Instructions to follow - For the word "JSON", return each line of the data in which it occurs.

======== Material to process ========

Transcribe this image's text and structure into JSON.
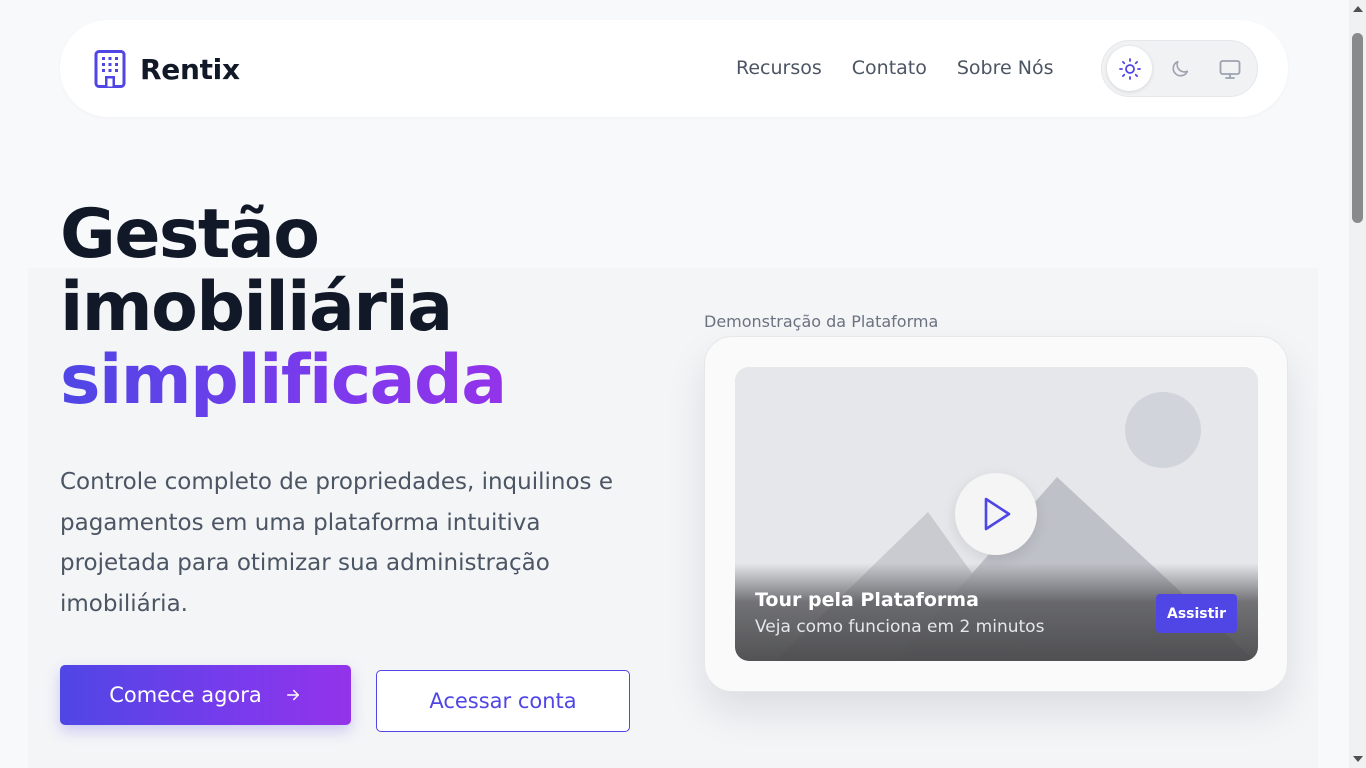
{
  "brand": {
    "name": "Rentix",
    "icon": "building-icon"
  },
  "nav": {
    "links": [
      "Recursos",
      "Contato",
      "Sobre Nós"
    ]
  },
  "theme_switch": {
    "options": [
      "sun-icon",
      "moon-icon",
      "monitor-icon"
    ],
    "active": "sun-icon"
  },
  "hero": {
    "headline_line1": "Gestão",
    "headline_line2": "imobiliária",
    "headline_highlight": "simplificada",
    "subtitle": "Controle completo de propriedades, inquilinos e pagamentos em uma plataforma intuitiva projetada para otimizar sua administração imobiliária.",
    "primary_cta": "Comece agora",
    "primary_cta_icon": "arrow-right-icon",
    "secondary_cta": "Acessar conta"
  },
  "demo": {
    "label": "Demonstração da Plataforma",
    "video_title": "Tour pela Plataforma",
    "video_subtitle": "Veja como funciona em 2 minutos",
    "watch_label": "Assistir"
  },
  "colors": {
    "accent": "#4f46e5",
    "accent_purple": "#9333ea",
    "text_dark": "#111827",
    "text_muted": "#4b5563",
    "background": "#f8f9fb"
  }
}
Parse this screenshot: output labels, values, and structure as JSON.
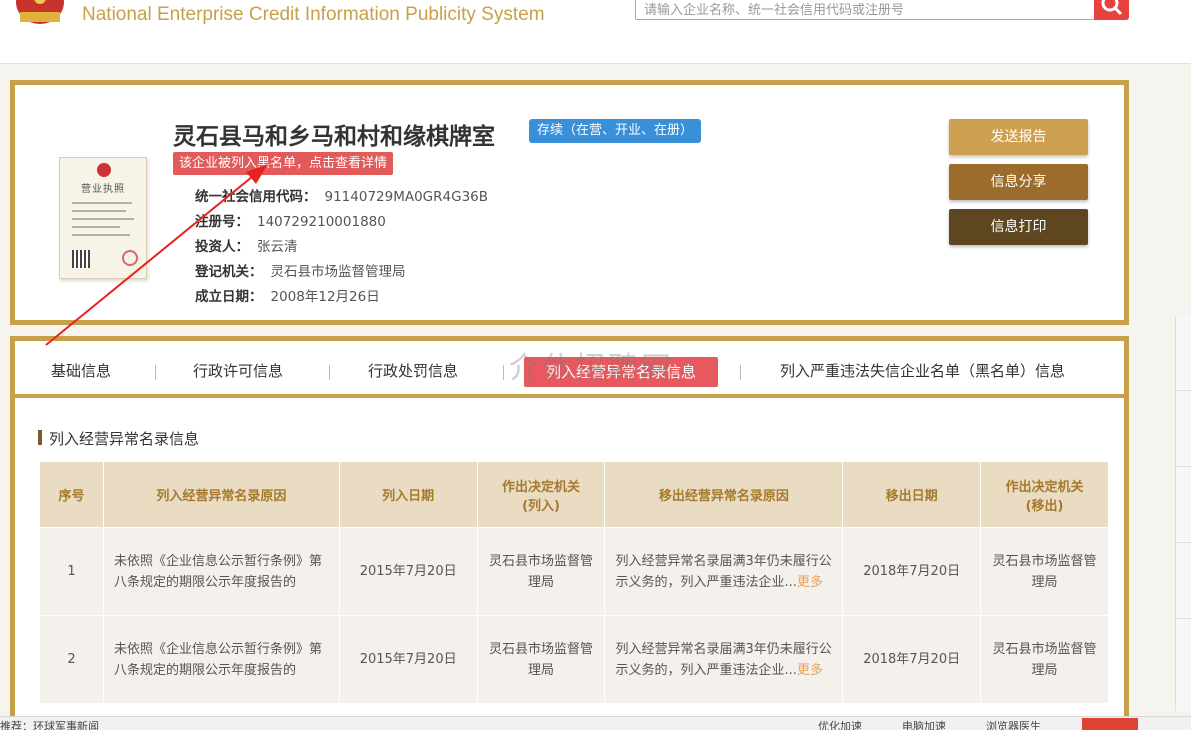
{
  "header": {
    "system_title": "National Enterprise Credit Information Publicity System",
    "search_placeholder": "请输入企业名称、统一社会信用代码或注册号"
  },
  "company": {
    "name": "灵石县马和乡马和村和缘棋牌室",
    "status": "存续（在营、开业、在册）",
    "blacklist_notice": "该企业被列入黑名单，点击查看详情",
    "license_title": "营业执照",
    "fields": [
      {
        "label": "统一社会信用代码：",
        "value": "91140729MA0GR4G36B"
      },
      {
        "label": "注册号：",
        "value": "140729210001880"
      },
      {
        "label": "投资人：",
        "value": "张云清"
      },
      {
        "label": "登记机关：",
        "value": "灵石县市场监督管理局"
      },
      {
        "label": "成立日期：",
        "value": "2008年12月26日"
      }
    ]
  },
  "actions": {
    "send_report": "发送报告",
    "share": "信息分享",
    "print": "信息打印"
  },
  "tabs": {
    "basic": "基础信息",
    "license": "行政许可信息",
    "penalty": "行政处罚信息",
    "abnormal": "列入经营异常名录信息",
    "blacklist": "列入严重违法失信企业名单（黑名单）信息"
  },
  "watermark": "介休招聘网",
  "section": {
    "title": "列入经营异常名录信息",
    "columns": [
      "序号",
      "列入经营异常名录原因",
      "列入日期",
      "作出决定机关\n(列入)",
      "移出经营异常名录原因",
      "移出日期",
      "作出决定机关\n(移出)"
    ],
    "rows": [
      {
        "no": "1",
        "reason_in": "未依照《企业信息公示暂行条例》第八条规定的期限公示年度报告的",
        "date_in": "2015年7月20日",
        "authority_in": "灵石县市场监督管理局",
        "reason_out": "列入经营异常名录届满3年仍未履行公示义务的，列入严重违法企业...",
        "more": "更多",
        "date_out": "2018年7月20日",
        "authority_out": "灵石县市场监督管理局"
      },
      {
        "no": "2",
        "reason_in": "未依照《企业信息公示暂行条例》第八条规定的期限公示年度报告的",
        "date_in": "2015年7月20日",
        "authority_in": "灵石县市场监督管理局",
        "reason_out": "列入经营异常名录届满3年仍未履行公示义务的，列入严重违法企业...",
        "more": "更多",
        "date_out": "2018年7月20日",
        "authority_out": "灵石县市场监督管理局"
      }
    ]
  },
  "statusbar": {
    "news": "推荐：环球军事新闻",
    "optimize": "优化加速",
    "pc_speed": "电脑加速",
    "browser_doctor": "浏览器医生"
  },
  "colors": {
    "gold": "#c9a04a",
    "status_blue": "#3a8fd9",
    "alert_red": "#e25a5a"
  }
}
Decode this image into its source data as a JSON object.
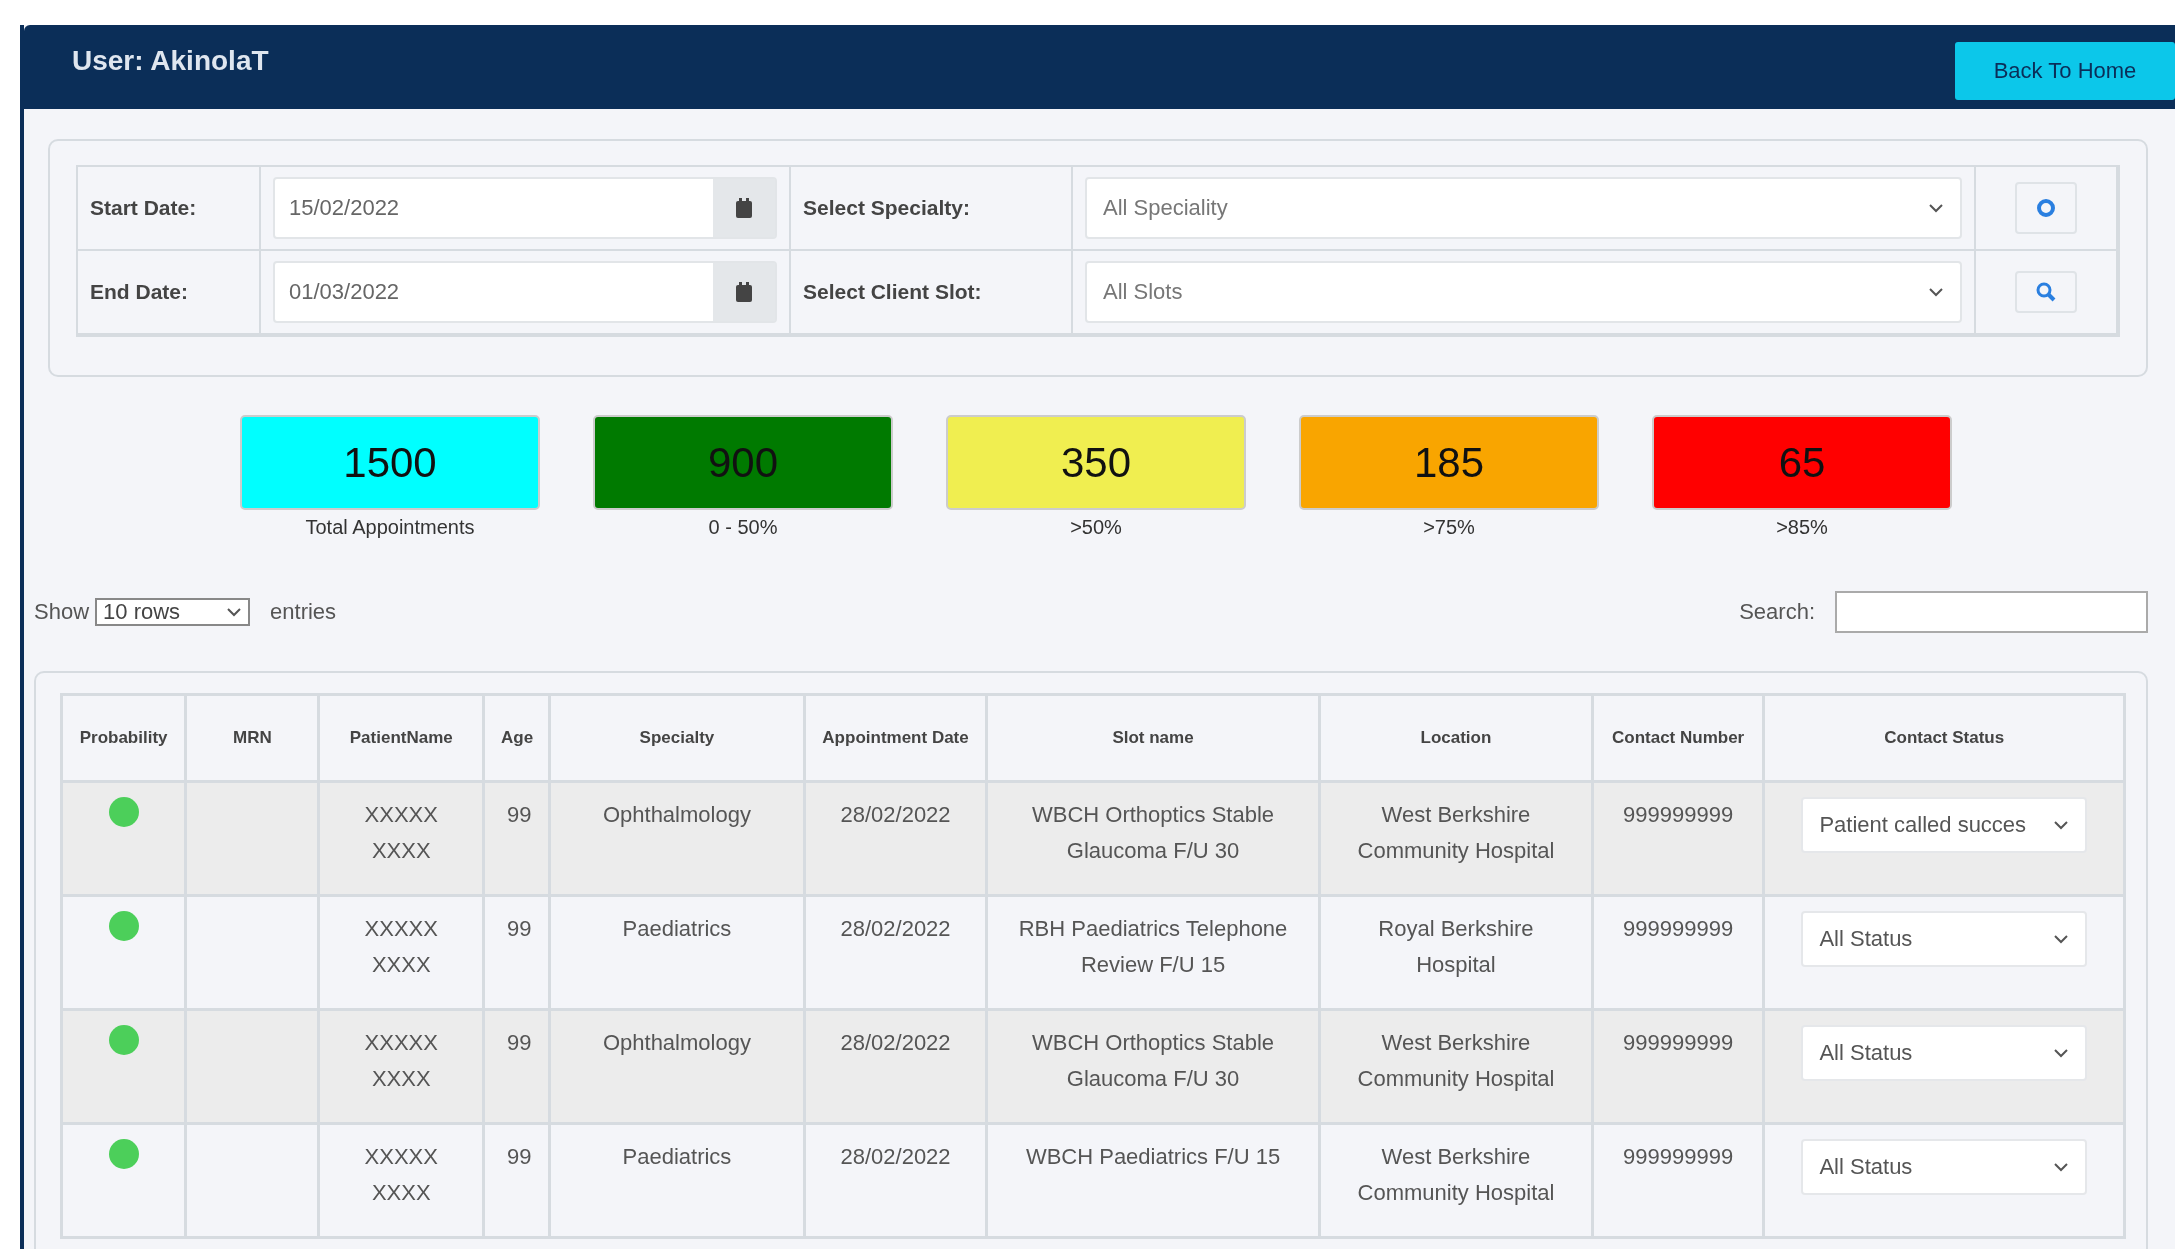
{
  "header": {
    "user": "User: AkinolaT",
    "back_button": "Back To Home"
  },
  "filters": {
    "start_label": "Start Date:",
    "start_value": "15/02/2022",
    "end_label": "End Date:",
    "end_value": "01/03/2022",
    "specialty_label": "Select Specialty:",
    "specialty_value": "All Speciality",
    "slot_label": "Select Client Slot:",
    "slot_value": "All Slots"
  },
  "stats": [
    {
      "value": "1500",
      "label": "Total Appointments",
      "color": "#00ffff"
    },
    {
      "value": "900",
      "label": "0 - 50%",
      "color": "#007a00"
    },
    {
      "value": "350",
      "label": ">50%",
      "color": "#f0ee50"
    },
    {
      "value": "185",
      "label": ">75%",
      "color": "#f9a500"
    },
    {
      "value": "65",
      "label": ">85%",
      "color": "#ff0000"
    }
  ],
  "entries": {
    "show": "Show",
    "rows_value": "10 rows",
    "suffix": "entries",
    "search_label": "Search:"
  },
  "table": {
    "columns": [
      "Probability",
      "MRN",
      "PatientName",
      "Age",
      "Specialty",
      "Appointment Date",
      "Slot name",
      "Location",
      "Contact Number",
      "Contact Status"
    ],
    "rows": [
      {
        "color": "#4ccf5a",
        "patient": "XXXXX XXXX",
        "age": "99",
        "specialty": "Ophthalmology",
        "date": "28/02/2022",
        "slot": "WBCH Orthoptics Stable Glaucoma F/U 30",
        "location": "West Berkshire Community Hospital",
        "contact": "999999999",
        "status": "Patient called succes"
      },
      {
        "color": "#4ccf5a",
        "patient": "XXXXX XXXX",
        "age": "99",
        "specialty": "Paediatrics",
        "date": "28/02/2022",
        "slot": "RBH Paediatrics Telephone Review F/U 15",
        "location": "Royal Berkshire Hospital",
        "contact": "999999999",
        "status": "All Status"
      },
      {
        "color": "#4ccf5a",
        "patient": "XXXXX XXXX",
        "age": "99",
        "specialty": "Ophthalmology",
        "date": "28/02/2022",
        "slot": "WBCH Orthoptics Stable Glaucoma F/U 30",
        "location": "West Berkshire Community Hospital",
        "contact": "999999999",
        "status": "All Status"
      },
      {
        "color": "#4ccf5a",
        "patient": "XXXXX XXXX",
        "age": "99",
        "specialty": "Paediatrics",
        "date": "28/02/2022",
        "slot": "WBCH Paediatrics F/U 15",
        "location": "West Berkshire Community Hospital",
        "contact": "999999999",
        "status": "All Status"
      }
    ]
  }
}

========

Solution below -
Transcribe this image's text and structure into JSON.
Parse this screenshot: output labels, values, and structure as JSON.
Decode this image into its source data as a JSON object.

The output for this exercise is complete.